-- Opening Marker --
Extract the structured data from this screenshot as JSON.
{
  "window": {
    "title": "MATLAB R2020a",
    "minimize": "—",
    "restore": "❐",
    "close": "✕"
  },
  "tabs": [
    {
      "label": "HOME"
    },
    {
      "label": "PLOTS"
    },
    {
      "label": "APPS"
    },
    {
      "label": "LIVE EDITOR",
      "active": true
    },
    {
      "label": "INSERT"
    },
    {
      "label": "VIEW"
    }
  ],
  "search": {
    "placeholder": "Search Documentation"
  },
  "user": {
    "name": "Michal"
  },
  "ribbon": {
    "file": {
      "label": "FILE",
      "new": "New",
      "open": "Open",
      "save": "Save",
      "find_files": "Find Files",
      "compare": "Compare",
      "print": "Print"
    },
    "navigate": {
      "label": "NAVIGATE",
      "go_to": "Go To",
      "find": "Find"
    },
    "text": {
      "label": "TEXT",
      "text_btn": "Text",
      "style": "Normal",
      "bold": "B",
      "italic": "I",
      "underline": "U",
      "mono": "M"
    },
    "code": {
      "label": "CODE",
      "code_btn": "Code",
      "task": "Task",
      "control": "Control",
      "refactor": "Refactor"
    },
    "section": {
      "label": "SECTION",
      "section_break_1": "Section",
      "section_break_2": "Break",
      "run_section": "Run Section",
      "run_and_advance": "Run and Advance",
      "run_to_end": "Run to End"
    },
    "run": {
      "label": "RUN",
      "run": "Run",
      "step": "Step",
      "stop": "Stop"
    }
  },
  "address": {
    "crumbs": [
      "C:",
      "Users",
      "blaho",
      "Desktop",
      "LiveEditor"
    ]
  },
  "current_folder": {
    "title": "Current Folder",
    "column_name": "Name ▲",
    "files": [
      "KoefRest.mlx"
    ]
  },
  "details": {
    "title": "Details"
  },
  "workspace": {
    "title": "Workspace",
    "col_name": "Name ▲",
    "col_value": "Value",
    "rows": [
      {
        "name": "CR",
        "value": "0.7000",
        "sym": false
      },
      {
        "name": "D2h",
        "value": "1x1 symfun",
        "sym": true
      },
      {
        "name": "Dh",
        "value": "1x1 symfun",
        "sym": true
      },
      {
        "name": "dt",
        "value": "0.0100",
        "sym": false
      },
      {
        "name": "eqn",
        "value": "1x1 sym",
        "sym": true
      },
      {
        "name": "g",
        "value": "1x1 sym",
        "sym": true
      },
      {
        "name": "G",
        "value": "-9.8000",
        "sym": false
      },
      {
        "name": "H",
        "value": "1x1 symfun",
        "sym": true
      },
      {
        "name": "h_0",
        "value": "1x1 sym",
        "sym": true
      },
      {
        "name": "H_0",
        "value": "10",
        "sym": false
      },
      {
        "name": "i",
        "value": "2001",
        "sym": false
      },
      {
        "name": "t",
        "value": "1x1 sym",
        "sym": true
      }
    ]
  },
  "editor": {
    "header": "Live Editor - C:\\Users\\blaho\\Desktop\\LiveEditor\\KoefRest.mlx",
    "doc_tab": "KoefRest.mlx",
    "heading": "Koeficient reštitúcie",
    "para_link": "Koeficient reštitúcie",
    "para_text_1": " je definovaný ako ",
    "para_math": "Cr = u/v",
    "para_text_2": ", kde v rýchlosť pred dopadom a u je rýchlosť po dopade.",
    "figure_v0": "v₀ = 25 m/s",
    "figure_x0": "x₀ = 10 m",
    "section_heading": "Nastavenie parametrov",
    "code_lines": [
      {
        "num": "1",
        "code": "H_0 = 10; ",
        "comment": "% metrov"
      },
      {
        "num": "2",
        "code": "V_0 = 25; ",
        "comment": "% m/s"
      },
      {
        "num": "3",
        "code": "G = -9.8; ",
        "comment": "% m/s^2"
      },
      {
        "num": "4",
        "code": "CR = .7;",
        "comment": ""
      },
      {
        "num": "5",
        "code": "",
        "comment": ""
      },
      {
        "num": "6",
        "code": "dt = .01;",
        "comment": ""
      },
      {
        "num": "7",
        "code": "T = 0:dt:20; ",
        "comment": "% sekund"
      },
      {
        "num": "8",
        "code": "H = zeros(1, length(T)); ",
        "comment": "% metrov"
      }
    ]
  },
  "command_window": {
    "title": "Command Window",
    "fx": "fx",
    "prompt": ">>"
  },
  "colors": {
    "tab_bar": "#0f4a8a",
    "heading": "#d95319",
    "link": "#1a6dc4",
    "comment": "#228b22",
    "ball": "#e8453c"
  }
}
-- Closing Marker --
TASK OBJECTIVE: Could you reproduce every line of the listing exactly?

RESPONSE:
Extract the structured data from this screenshot as JSON.
{
  "window": {
    "title": "MATLAB R2020a",
    "minimize": "—",
    "restore": "❐",
    "close": "✕"
  },
  "tabs": [
    {
      "label": "HOME"
    },
    {
      "label": "PLOTS"
    },
    {
      "label": "APPS"
    },
    {
      "label": "LIVE EDITOR",
      "active": true
    },
    {
      "label": "INSERT"
    },
    {
      "label": "VIEW"
    }
  ],
  "search": {
    "placeholder": "Search Documentation"
  },
  "user": {
    "name": "Michal"
  },
  "ribbon": {
    "file": {
      "label": "FILE",
      "new": "New",
      "open": "Open",
      "save": "Save",
      "find_files": "Find Files",
      "compare": "Compare",
      "print": "Print"
    },
    "navigate": {
      "label": "NAVIGATE",
      "go_to": "Go To",
      "find": "Find"
    },
    "text": {
      "label": "TEXT",
      "text_btn": "Text",
      "style": "Normal",
      "bold": "B",
      "italic": "I",
      "underline": "U",
      "mono": "M"
    },
    "code": {
      "label": "CODE",
      "code_btn": "Code",
      "task": "Task",
      "control": "Control",
      "refactor": "Refactor"
    },
    "section": {
      "label": "SECTION",
      "section_break_1": "Section",
      "section_break_2": "Break",
      "run_section": "Run Section",
      "run_and_advance": "Run and Advance",
      "run_to_end": "Run to End"
    },
    "run": {
      "label": "RUN",
      "run": "Run",
      "step": "Step",
      "stop": "Stop"
    }
  },
  "address": {
    "crumbs": [
      "C:",
      "Users",
      "blaho",
      "Desktop",
      "LiveEditor"
    ]
  },
  "current_folder": {
    "title": "Current Folder",
    "column_name": "Name ▲",
    "files": [
      "KoefRest.mlx"
    ]
  },
  "details": {
    "title": "Details"
  },
  "workspace": {
    "title": "Workspace",
    "col_name": "Name ▲",
    "col_value": "Value",
    "rows": [
      {
        "name": "CR",
        "value": "0.7000",
        "sym": false
      },
      {
        "name": "D2h",
        "value": "1x1 symfun",
        "sym": true
      },
      {
        "name": "Dh",
        "value": "1x1 symfun",
        "sym": true
      },
      {
        "name": "dt",
        "value": "0.0100",
        "sym": false
      },
      {
        "name": "eqn",
        "value": "1x1 sym",
        "sym": true
      },
      {
        "name": "g",
        "value": "1x1 sym",
        "sym": true
      },
      {
        "name": "G",
        "value": "-9.8000",
        "sym": false
      },
      {
        "name": "H",
        "value": "1x1 symfun",
        "sym": true
      },
      {
        "name": "h_0",
        "value": "1x1 sym",
        "sym": true
      },
      {
        "name": "H_0",
        "value": "10",
        "sym": false
      },
      {
        "name": "i",
        "value": "2001",
        "sym": false
      },
      {
        "name": "t",
        "value": "1x1 sym",
        "sym": true
      }
    ]
  },
  "editor": {
    "header": "Live Editor - C:\\Users\\blaho\\Desktop\\LiveEditor\\KoefRest.mlx",
    "doc_tab": "KoefRest.mlx",
    "heading": "Koeficient reštitúcie",
    "para_link": "Koeficient reštitúcie",
    "para_text_1": " je definovaný ako ",
    "para_math": "Cr = u/v",
    "para_text_2": ", kde v rýchlosť pred dopadom a u je rýchlosť po dopade.",
    "figure_v0": "v₀ = 25 m/s",
    "figure_x0": "x₀ = 10 m",
    "section_heading": "Nastavenie parametrov",
    "code_lines": [
      {
        "num": "1",
        "code": "H_0 = 10; ",
        "comment": "% metrov"
      },
      {
        "num": "2",
        "code": "V_0 = 25; ",
        "comment": "% m/s"
      },
      {
        "num": "3",
        "code": "G = -9.8; ",
        "comment": "% m/s^2"
      },
      {
        "num": "4",
        "code": "CR = .7;",
        "comment": ""
      },
      {
        "num": "5",
        "code": "",
        "comment": ""
      },
      {
        "num": "6",
        "code": "dt = .01;",
        "comment": ""
      },
      {
        "num": "7",
        "code": "T = 0:dt:20; ",
        "comment": "% sekund"
      },
      {
        "num": "8",
        "code": "H = zeros(1, length(T)); ",
        "comment": "% metrov"
      }
    ]
  },
  "command_window": {
    "title": "Command Window",
    "fx": "fx",
    "prompt": ">>"
  },
  "colors": {
    "tab_bar": "#0f4a8a",
    "heading": "#d95319",
    "link": "#1a6dc4",
    "comment": "#228b22",
    "ball": "#e8453c"
  }
}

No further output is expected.